> _Task instructions_
The entries below are to be reproduced exactly, with their pictures omitted.
——————————
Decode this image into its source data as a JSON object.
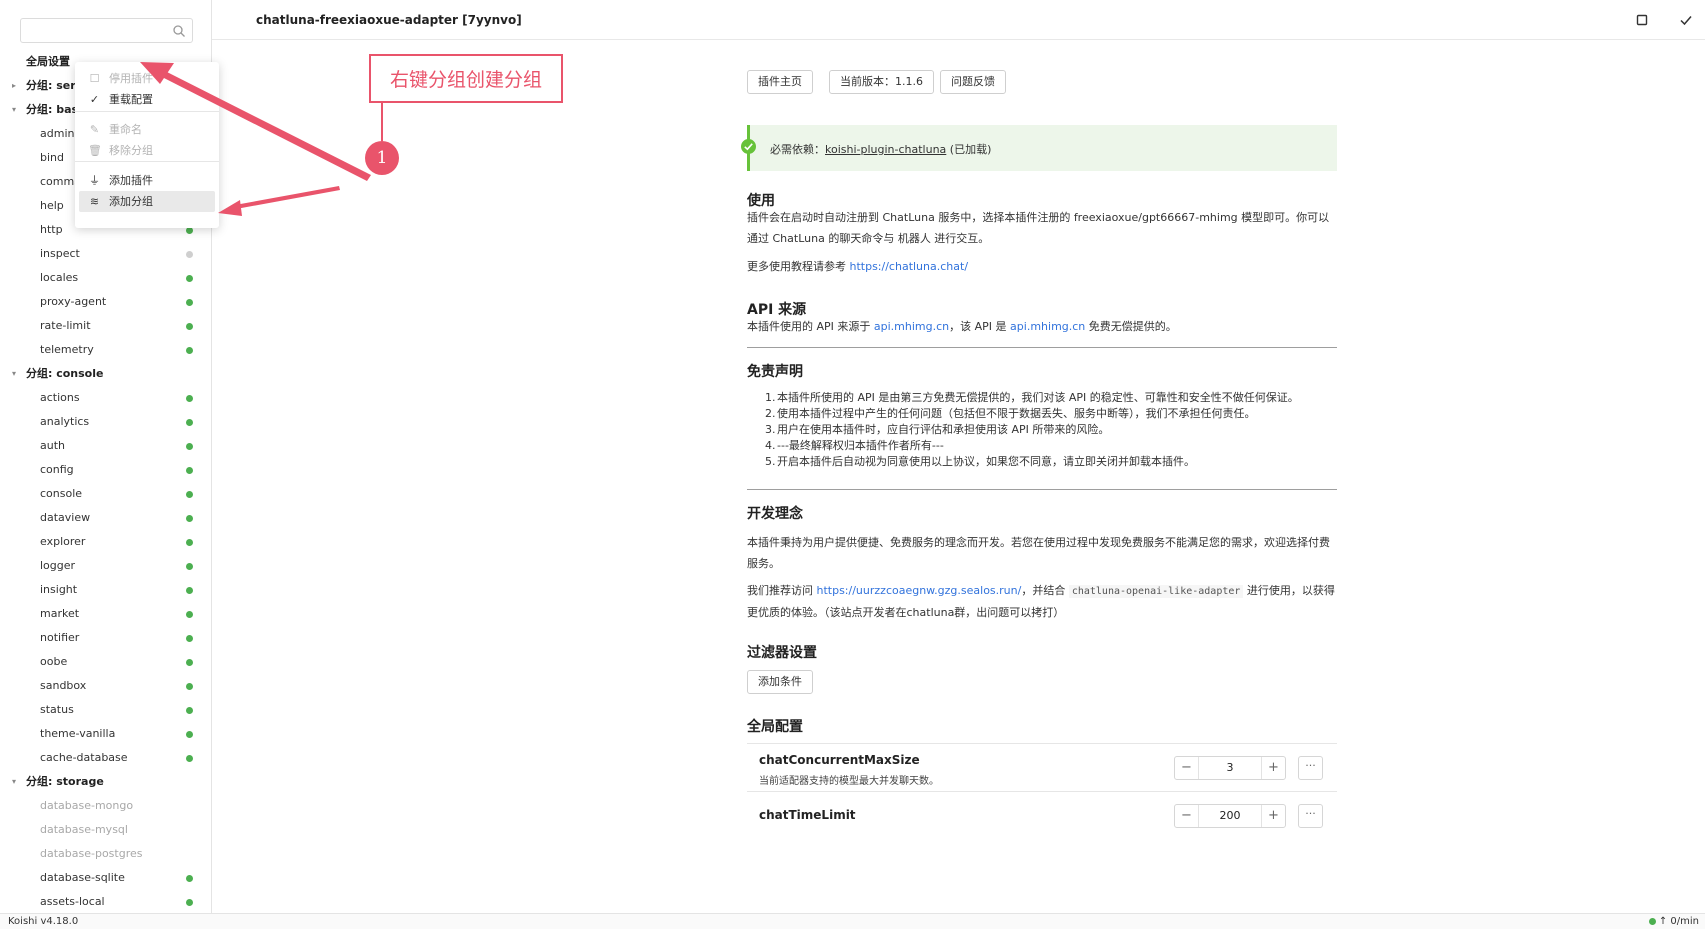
{
  "search": {
    "placeholder": ""
  },
  "sidebar": {
    "rows": [
      {
        "kind": "plain",
        "label": "全局设置"
      },
      {
        "kind": "group",
        "caret": "▸",
        "label": "分组: ser"
      },
      {
        "kind": "group",
        "caret": "▾",
        "label": "分组: bas"
      },
      {
        "kind": "plugin",
        "label": "admin",
        "status": ""
      },
      {
        "kind": "plugin",
        "label": "bind",
        "status": ""
      },
      {
        "kind": "plugin",
        "label": "comma",
        "status": ""
      },
      {
        "kind": "plugin",
        "label": "help",
        "status": ""
      },
      {
        "kind": "plugin",
        "label": "http",
        "status": "on"
      },
      {
        "kind": "plugin",
        "label": "inspect",
        "status": "off"
      },
      {
        "kind": "plugin",
        "label": "locales",
        "status": "on"
      },
      {
        "kind": "plugin",
        "label": "proxy-agent",
        "status": "on"
      },
      {
        "kind": "plugin",
        "label": "rate-limit",
        "status": "on"
      },
      {
        "kind": "plugin",
        "label": "telemetry",
        "status": "on"
      },
      {
        "kind": "group",
        "caret": "▾",
        "label": "分组: console"
      },
      {
        "kind": "plugin",
        "label": "actions",
        "status": "on"
      },
      {
        "kind": "plugin",
        "label": "analytics",
        "status": "on"
      },
      {
        "kind": "plugin",
        "label": "auth",
        "status": "on"
      },
      {
        "kind": "plugin",
        "label": "config",
        "status": "on"
      },
      {
        "kind": "plugin",
        "label": "console",
        "status": "on"
      },
      {
        "kind": "plugin",
        "label": "dataview",
        "status": "on"
      },
      {
        "kind": "plugin",
        "label": "explorer",
        "status": "on"
      },
      {
        "kind": "plugin",
        "label": "logger",
        "status": "on"
      },
      {
        "kind": "plugin",
        "label": "insight",
        "status": "on"
      },
      {
        "kind": "plugin",
        "label": "market",
        "status": "on"
      },
      {
        "kind": "plugin",
        "label": "notifier",
        "status": "on"
      },
      {
        "kind": "plugin",
        "label": "oobe",
        "status": "on"
      },
      {
        "kind": "plugin",
        "label": "sandbox",
        "status": "on"
      },
      {
        "kind": "plugin",
        "label": "status",
        "status": "on"
      },
      {
        "kind": "plugin",
        "label": "theme-vanilla",
        "status": "on"
      },
      {
        "kind": "plugin",
        "label": "cache-database",
        "status": "on"
      },
      {
        "kind": "group",
        "caret": "▾",
        "label": "分组: storage"
      },
      {
        "kind": "plugin",
        "label": "database-mongo",
        "status": "",
        "disabled": true
      },
      {
        "kind": "plugin",
        "label": "database-mysql",
        "status": "",
        "disabled": true
      },
      {
        "kind": "plugin",
        "label": "database-postgres",
        "status": "",
        "disabled": true
      },
      {
        "kind": "plugin",
        "label": "database-sqlite",
        "status": "on"
      },
      {
        "kind": "plugin",
        "label": "assets-local",
        "status": "on"
      }
    ]
  },
  "context_menu": {
    "items": [
      {
        "icon": "☐",
        "icon_name": "disable-icon",
        "label": "停用插件",
        "dim": true
      },
      {
        "icon": "✓",
        "icon_name": "check-icon",
        "label": "重载配置",
        "dim": false
      },
      {
        "icon": "✎",
        "icon_name": "rename-icon",
        "label": "重命名",
        "dim": true
      },
      {
        "icon": "🗑",
        "icon_name": "trash-icon",
        "label": "移除分组",
        "dim": true
      },
      {
        "icon": "⏚",
        "icon_name": "plug-icon",
        "label": "添加插件",
        "dim": false
      },
      {
        "icon": "≋",
        "icon_name": "layers-icon",
        "label": "添加分组",
        "dim": false,
        "hover": true
      }
    ]
  },
  "header": {
    "title": "chatluna-freexiaoxue-adapter [7yynvo]"
  },
  "toolbar": {
    "buttons": [
      {
        "name": "stop-button",
        "icon": "square-icon"
      },
      {
        "name": "save-button",
        "icon": "check-icon"
      },
      {
        "name": "edit-button",
        "icon": "edit-icon"
      }
    ]
  },
  "content": {
    "buttons": {
      "home": "插件主页",
      "version": "当前版本：1.1.6",
      "issues": "问题反馈"
    },
    "dependency": {
      "prefix": "必需依赖：",
      "name": "koishi-plugin-chatluna",
      "suffix": " (已加载)"
    },
    "usage": {
      "title": "使用",
      "p1": "插件会在启动时自动注册到 ChatLuna 服务中，选择本插件注册的 freexiaoxue/gpt66667-mhimg 模型即可。你可以通过 ChatLuna 的聊天命令与 机器人 进行交互。",
      "p2_prefix": "更多使用教程请参考 ",
      "p2_link": "https://chatluna.chat/"
    },
    "api": {
      "title": "API 来源",
      "p_a": "本插件使用的 API 来源于 ",
      "link1": "api.mhimg.cn",
      "p_b": "，该 API 是 ",
      "link2": "api.mhimg.cn",
      "p_c": " 免费无偿提供的。"
    },
    "disclaimer": {
      "title": "免责声明",
      "items": [
        "本插件所使用的 API 是由第三方免费无偿提供的，我们对该 API 的稳定性、可靠性和安全性不做任何保证。",
        "使用本插件过程中产生的任何问题（包括但不限于数据丢失、服务中断等），我们不承担任何责任。",
        "用户在使用本插件时，应自行评估和承担使用该 API 所带来的风险。",
        "---最终解释权归本插件作者所有---",
        "开启本插件后自动视为同意使用以上协议，如果您不同意，请立即关闭并卸载本插件。"
      ]
    },
    "philosophy": {
      "title": "开发理念",
      "p1": "本插件秉持为用户提供便捷、免费服务的理念而开发。若您在使用过程中发现免费服务不能满足您的需求，欢迎选择付费服务。",
      "p2_a": "我们推荐访问 ",
      "p2_link": "https://uurzzcoaegnw.gzg.sealos.run/",
      "p2_b": "，并结合 ",
      "p2_code": "chatluna-openai-like-adapter",
      "p2_c": " 进行使用，以获得更优质的体验。（该站点开发者在chatluna群，出问题可以拷打）"
    },
    "filter": {
      "title": "过滤器设置",
      "button": "添加条件"
    },
    "global": {
      "title": "全局配置",
      "fields": [
        {
          "name": "chatConcurrentMaxSize",
          "desc": "当前适配器支持的模型最大并发聊天数。",
          "value": "3"
        },
        {
          "name": "chatTimeLimit",
          "desc": "",
          "value": "200"
        }
      ],
      "more": "···"
    }
  },
  "status": {
    "version": "Koishi v4.18.0",
    "rate": "↑ 0/min"
  },
  "annotation": {
    "text": "右键分组创建分组",
    "number": "1",
    "color": "#e9546b"
  },
  "colors": {
    "active": "#4caf50",
    "inactive": "#cfcfcf",
    "link": "#3273dc",
    "success_bg": "#edf6ea",
    "accent": "#e9546b"
  }
}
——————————
> _Result_
Decode this image into its source data as a JSON object.
{
  "search": {
    "placeholder": ""
  },
  "sidebar": {
    "rows": [
      {
        "kind": "plain",
        "label": "全局设置"
      },
      {
        "kind": "group",
        "caret": "▸",
        "label": "分组: ser"
      },
      {
        "kind": "group",
        "caret": "▾",
        "label": "分组: bas"
      },
      {
        "kind": "plugin",
        "label": "admin",
        "status": ""
      },
      {
        "kind": "plugin",
        "label": "bind",
        "status": ""
      },
      {
        "kind": "plugin",
        "label": "comma",
        "status": ""
      },
      {
        "kind": "plugin",
        "label": "help",
        "status": ""
      },
      {
        "kind": "plugin",
        "label": "http",
        "status": "on"
      },
      {
        "kind": "plugin",
        "label": "inspect",
        "status": "off"
      },
      {
        "kind": "plugin",
        "label": "locales",
        "status": "on"
      },
      {
        "kind": "plugin",
        "label": "proxy-agent",
        "status": "on"
      },
      {
        "kind": "plugin",
        "label": "rate-limit",
        "status": "on"
      },
      {
        "kind": "plugin",
        "label": "telemetry",
        "status": "on"
      },
      {
        "kind": "group",
        "caret": "▾",
        "label": "分组: console"
      },
      {
        "kind": "plugin",
        "label": "actions",
        "status": "on"
      },
      {
        "kind": "plugin",
        "label": "analytics",
        "status": "on"
      },
      {
        "kind": "plugin",
        "label": "auth",
        "status": "on"
      },
      {
        "kind": "plugin",
        "label": "config",
        "status": "on"
      },
      {
        "kind": "plugin",
        "label": "console",
        "status": "on"
      },
      {
        "kind": "plugin",
        "label": "dataview",
        "status": "on"
      },
      {
        "kind": "plugin",
        "label": "explorer",
        "status": "on"
      },
      {
        "kind": "plugin",
        "label": "logger",
        "status": "on"
      },
      {
        "kind": "plugin",
        "label": "insight",
        "status": "on"
      },
      {
        "kind": "plugin",
        "label": "market",
        "status": "on"
      },
      {
        "kind": "plugin",
        "label": "notifier",
        "status": "on"
      },
      {
        "kind": "plugin",
        "label": "oobe",
        "status": "on"
      },
      {
        "kind": "plugin",
        "label": "sandbox",
        "status": "on"
      },
      {
        "kind": "plugin",
        "label": "status",
        "status": "on"
      },
      {
        "kind": "plugin",
        "label": "theme-vanilla",
        "status": "on"
      },
      {
        "kind": "plugin",
        "label": "cache-database",
        "status": "on"
      },
      {
        "kind": "group",
        "caret": "▾",
        "label": "分组: storage"
      },
      {
        "kind": "plugin",
        "label": "database-mongo",
        "status": "",
        "disabled": true
      },
      {
        "kind": "plugin",
        "label": "database-mysql",
        "status": "",
        "disabled": true
      },
      {
        "kind": "plugin",
        "label": "database-postgres",
        "status": "",
        "disabled": true
      },
      {
        "kind": "plugin",
        "label": "database-sqlite",
        "status": "on"
      },
      {
        "kind": "plugin",
        "label": "assets-local",
        "status": "on"
      }
    ]
  },
  "context_menu": {
    "items": [
      {
        "icon": "☐",
        "icon_name": "disable-icon",
        "label": "停用插件",
        "dim": true
      },
      {
        "icon": "✓",
        "icon_name": "check-icon",
        "label": "重载配置",
        "dim": false
      },
      {
        "icon": "✎",
        "icon_name": "rename-icon",
        "label": "重命名",
        "dim": true
      },
      {
        "icon": "🗑",
        "icon_name": "trash-icon",
        "label": "移除分组",
        "dim": true
      },
      {
        "icon": "⏚",
        "icon_name": "plug-icon",
        "label": "添加插件",
        "dim": false
      },
      {
        "icon": "≋",
        "icon_name": "layers-icon",
        "label": "添加分组",
        "dim": false,
        "hover": true
      }
    ]
  },
  "header": {
    "title": "chatluna-freexiaoxue-adapter [7yynvo]"
  },
  "toolbar": {
    "buttons": [
      {
        "name": "stop-button",
        "icon": "square-icon"
      },
      {
        "name": "save-button",
        "icon": "check-icon"
      },
      {
        "name": "edit-button",
        "icon": "edit-icon"
      }
    ]
  },
  "content": {
    "buttons": {
      "home": "插件主页",
      "version": "当前版本：1.1.6",
      "issues": "问题反馈"
    },
    "dependency": {
      "prefix": "必需依赖：",
      "name": "koishi-plugin-chatluna",
      "suffix": " (已加载)"
    },
    "usage": {
      "title": "使用",
      "p1": "插件会在启动时自动注册到 ChatLuna 服务中，选择本插件注册的 freexiaoxue/gpt66667-mhimg 模型即可。你可以通过 ChatLuna 的聊天命令与 机器人 进行交互。",
      "p2_prefix": "更多使用教程请参考 ",
      "p2_link": "https://chatluna.chat/"
    },
    "api": {
      "title": "API 来源",
      "p_a": "本插件使用的 API 来源于 ",
      "link1": "api.mhimg.cn",
      "p_b": "，该 API 是 ",
      "link2": "api.mhimg.cn",
      "p_c": " 免费无偿提供的。"
    },
    "disclaimer": {
      "title": "免责声明",
      "items": [
        "本插件所使用的 API 是由第三方免费无偿提供的，我们对该 API 的稳定性、可靠性和安全性不做任何保证。",
        "使用本插件过程中产生的任何问题（包括但不限于数据丢失、服务中断等），我们不承担任何责任。",
        "用户在使用本插件时，应自行评估和承担使用该 API 所带来的风险。",
        "---最终解释权归本插件作者所有---",
        "开启本插件后自动视为同意使用以上协议，如果您不同意，请立即关闭并卸载本插件。"
      ]
    },
    "philosophy": {
      "title": "开发理念",
      "p1": "本插件秉持为用户提供便捷、免费服务的理念而开发。若您在使用过程中发现免费服务不能满足您的需求，欢迎选择付费服务。",
      "p2_a": "我们推荐访问 ",
      "p2_link": "https://uurzzcoaegnw.gzg.sealos.run/",
      "p2_b": "，并结合 ",
      "p2_code": "chatluna-openai-like-adapter",
      "p2_c": " 进行使用，以获得更优质的体验。（该站点开发者在chatluna群，出问题可以拷打）"
    },
    "filter": {
      "title": "过滤器设置",
      "button": "添加条件"
    },
    "global": {
      "title": "全局配置",
      "fields": [
        {
          "name": "chatConcurrentMaxSize",
          "desc": "当前适配器支持的模型最大并发聊天数。",
          "value": "3"
        },
        {
          "name": "chatTimeLimit",
          "desc": "",
          "value": "200"
        }
      ],
      "more": "···"
    }
  },
  "status": {
    "version": "Koishi v4.18.0",
    "rate": "↑ 0/min"
  },
  "annotation": {
    "text": "右键分组创建分组",
    "number": "1",
    "color": "#e9546b"
  },
  "colors": {
    "active": "#4caf50",
    "inactive": "#cfcfcf",
    "link": "#3273dc",
    "success_bg": "#edf6ea",
    "accent": "#e9546b"
  }
}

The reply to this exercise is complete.